Problem statement — Scan the data below for lines containing the string "Full" and give only how many there are.
[[ Provided records, beginning ]]
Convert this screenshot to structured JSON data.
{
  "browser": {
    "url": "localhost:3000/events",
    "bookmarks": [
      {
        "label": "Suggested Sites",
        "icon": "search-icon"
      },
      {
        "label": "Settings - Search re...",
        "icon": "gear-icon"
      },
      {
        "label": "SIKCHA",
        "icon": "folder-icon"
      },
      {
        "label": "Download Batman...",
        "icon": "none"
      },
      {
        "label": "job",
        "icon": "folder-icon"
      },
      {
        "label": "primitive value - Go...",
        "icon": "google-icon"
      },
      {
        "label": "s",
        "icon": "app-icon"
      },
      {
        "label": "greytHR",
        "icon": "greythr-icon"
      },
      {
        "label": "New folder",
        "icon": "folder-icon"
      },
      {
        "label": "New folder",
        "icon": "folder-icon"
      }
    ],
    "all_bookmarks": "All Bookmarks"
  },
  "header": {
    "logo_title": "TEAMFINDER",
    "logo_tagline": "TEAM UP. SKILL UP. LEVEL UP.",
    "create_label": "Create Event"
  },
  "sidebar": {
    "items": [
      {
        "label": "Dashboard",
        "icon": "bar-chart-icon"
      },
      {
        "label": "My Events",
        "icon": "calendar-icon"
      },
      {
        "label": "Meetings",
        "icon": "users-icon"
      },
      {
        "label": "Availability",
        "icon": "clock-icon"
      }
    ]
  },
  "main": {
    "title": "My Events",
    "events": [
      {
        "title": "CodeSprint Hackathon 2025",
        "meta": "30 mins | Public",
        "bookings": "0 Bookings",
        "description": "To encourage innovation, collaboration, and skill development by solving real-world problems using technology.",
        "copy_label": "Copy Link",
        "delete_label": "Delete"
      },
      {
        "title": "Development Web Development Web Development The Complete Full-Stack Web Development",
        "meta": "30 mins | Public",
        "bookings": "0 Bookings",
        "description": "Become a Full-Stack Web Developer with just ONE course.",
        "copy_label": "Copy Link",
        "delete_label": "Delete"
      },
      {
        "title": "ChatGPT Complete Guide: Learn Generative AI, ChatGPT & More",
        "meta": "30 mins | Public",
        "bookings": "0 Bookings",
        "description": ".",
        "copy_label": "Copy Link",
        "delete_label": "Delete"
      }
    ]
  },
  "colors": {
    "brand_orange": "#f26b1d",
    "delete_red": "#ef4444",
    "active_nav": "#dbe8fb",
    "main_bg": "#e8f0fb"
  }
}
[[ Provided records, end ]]
Answer to the problem — 2